» The task
Go line by line through the records and tally those that include "pertama". Respond with the tally only.

» App and web page records
=-=-=-=-=
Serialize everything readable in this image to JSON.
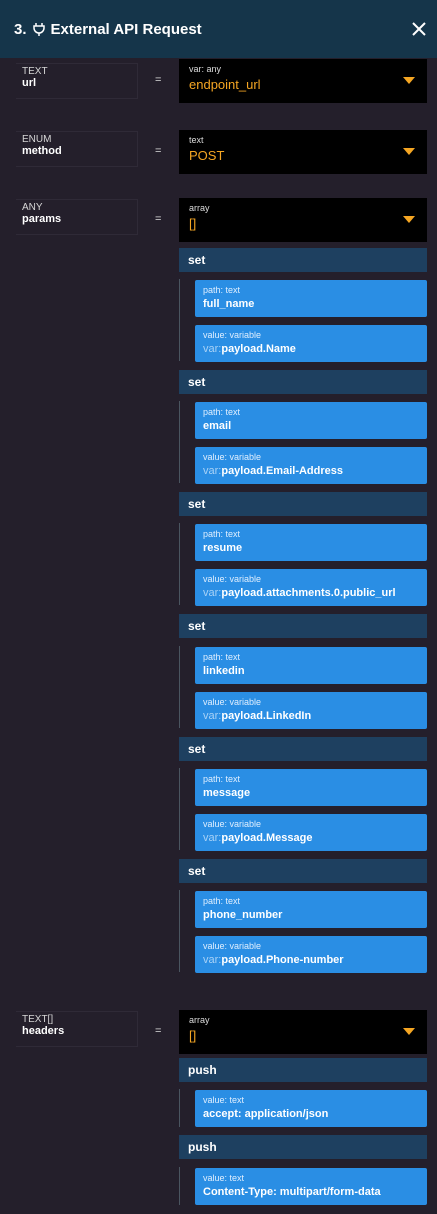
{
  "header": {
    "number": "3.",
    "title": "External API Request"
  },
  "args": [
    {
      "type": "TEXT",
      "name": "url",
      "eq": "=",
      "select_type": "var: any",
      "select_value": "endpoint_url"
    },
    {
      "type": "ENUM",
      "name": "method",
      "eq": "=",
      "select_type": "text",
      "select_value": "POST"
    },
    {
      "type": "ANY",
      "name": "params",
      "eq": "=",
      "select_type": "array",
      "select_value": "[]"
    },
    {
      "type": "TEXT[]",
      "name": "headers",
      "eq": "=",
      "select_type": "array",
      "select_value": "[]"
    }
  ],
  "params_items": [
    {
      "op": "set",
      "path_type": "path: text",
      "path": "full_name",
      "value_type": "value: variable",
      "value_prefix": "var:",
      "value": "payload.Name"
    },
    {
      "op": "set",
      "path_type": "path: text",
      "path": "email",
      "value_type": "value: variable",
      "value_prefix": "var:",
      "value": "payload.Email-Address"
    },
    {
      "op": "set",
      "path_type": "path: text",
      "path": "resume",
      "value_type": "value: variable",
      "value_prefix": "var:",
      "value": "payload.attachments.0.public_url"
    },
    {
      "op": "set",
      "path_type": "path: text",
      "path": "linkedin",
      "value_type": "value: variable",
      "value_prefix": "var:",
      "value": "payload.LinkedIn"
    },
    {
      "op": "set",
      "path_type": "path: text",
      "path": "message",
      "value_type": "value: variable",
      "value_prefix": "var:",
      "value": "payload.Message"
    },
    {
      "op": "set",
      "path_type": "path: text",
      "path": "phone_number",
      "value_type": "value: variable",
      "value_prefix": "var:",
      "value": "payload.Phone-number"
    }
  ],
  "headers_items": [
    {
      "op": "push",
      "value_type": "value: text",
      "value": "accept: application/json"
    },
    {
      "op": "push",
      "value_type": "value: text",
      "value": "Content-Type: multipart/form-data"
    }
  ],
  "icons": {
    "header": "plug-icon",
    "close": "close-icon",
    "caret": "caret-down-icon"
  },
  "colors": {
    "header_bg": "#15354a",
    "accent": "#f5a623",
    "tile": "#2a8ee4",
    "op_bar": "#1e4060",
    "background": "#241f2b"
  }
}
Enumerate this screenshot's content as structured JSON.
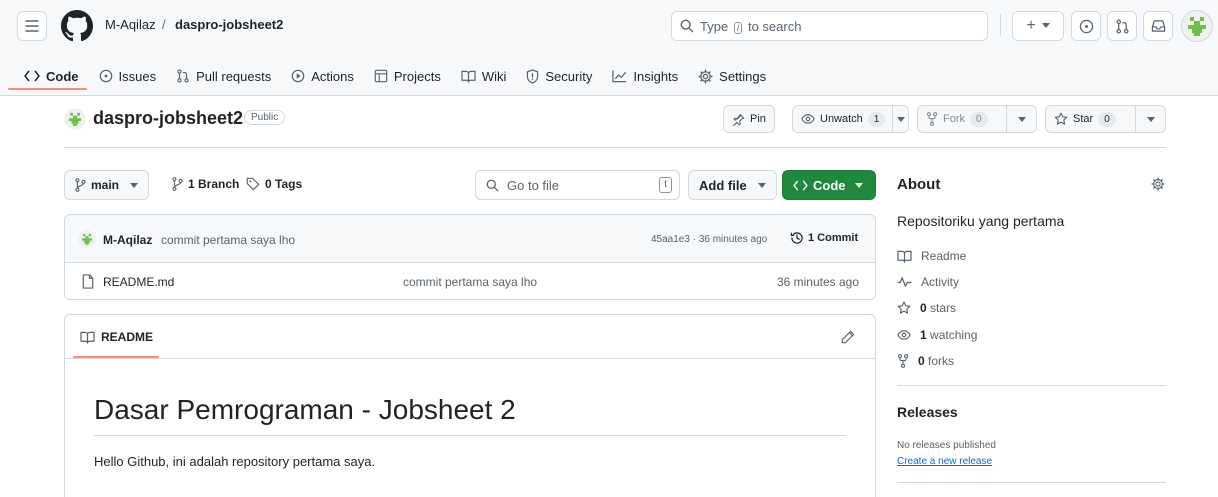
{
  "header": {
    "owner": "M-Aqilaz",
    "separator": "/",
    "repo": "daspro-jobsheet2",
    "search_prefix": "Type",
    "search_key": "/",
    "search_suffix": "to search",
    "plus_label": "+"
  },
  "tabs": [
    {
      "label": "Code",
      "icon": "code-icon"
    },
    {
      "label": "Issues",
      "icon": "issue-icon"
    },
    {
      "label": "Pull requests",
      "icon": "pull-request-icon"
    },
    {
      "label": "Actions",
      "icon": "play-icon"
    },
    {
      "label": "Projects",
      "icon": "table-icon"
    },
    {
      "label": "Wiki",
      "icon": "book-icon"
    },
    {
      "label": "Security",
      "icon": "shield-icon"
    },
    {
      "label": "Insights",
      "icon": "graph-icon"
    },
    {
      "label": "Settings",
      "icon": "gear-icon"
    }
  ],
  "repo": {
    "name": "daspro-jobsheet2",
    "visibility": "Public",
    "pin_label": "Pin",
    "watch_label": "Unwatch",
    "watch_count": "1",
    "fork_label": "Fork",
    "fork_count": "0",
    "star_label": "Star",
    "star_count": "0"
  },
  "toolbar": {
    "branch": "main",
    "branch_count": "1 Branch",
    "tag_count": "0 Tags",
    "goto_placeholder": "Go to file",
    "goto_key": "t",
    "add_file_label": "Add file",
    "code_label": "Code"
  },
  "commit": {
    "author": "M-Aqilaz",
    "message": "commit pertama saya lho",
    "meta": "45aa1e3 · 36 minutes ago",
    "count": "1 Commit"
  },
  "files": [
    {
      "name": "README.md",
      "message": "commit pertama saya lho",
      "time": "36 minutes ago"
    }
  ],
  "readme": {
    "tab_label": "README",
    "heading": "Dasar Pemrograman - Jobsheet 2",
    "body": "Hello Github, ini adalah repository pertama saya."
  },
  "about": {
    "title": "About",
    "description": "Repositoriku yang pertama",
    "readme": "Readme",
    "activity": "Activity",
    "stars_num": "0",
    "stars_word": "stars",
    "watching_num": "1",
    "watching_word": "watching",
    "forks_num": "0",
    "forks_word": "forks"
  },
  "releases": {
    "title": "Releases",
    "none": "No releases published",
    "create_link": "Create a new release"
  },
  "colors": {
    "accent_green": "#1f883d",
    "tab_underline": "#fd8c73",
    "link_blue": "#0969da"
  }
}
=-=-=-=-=
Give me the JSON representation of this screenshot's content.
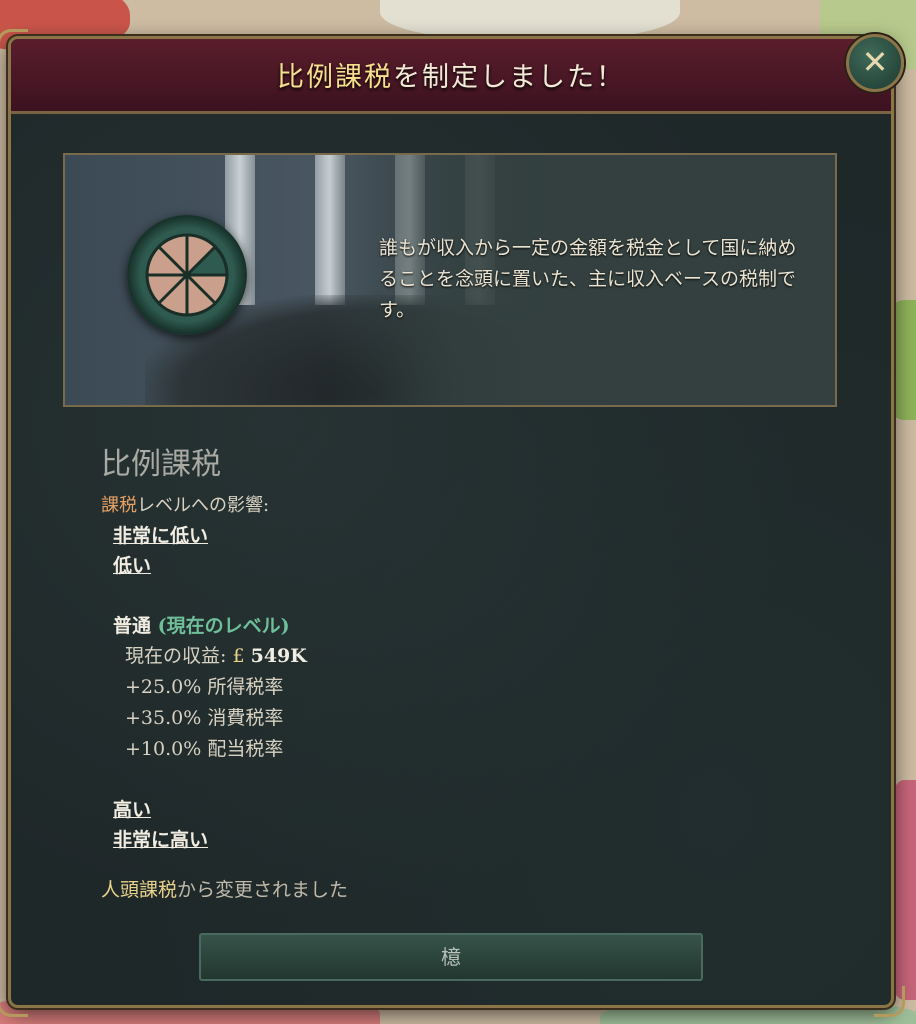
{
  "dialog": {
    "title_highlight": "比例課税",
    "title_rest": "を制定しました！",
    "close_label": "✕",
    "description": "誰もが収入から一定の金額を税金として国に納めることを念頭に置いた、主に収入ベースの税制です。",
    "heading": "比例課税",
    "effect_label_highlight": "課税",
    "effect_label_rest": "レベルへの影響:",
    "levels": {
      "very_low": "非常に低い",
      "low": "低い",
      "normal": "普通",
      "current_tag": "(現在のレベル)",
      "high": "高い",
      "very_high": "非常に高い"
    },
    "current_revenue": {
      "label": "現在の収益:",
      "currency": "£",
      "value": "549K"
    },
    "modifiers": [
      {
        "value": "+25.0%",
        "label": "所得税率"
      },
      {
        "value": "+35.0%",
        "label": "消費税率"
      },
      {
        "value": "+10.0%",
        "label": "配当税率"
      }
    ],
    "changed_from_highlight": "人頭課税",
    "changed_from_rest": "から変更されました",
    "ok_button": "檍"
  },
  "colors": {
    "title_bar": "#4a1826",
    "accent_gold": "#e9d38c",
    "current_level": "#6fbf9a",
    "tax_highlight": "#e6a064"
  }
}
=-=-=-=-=
» The completed task
4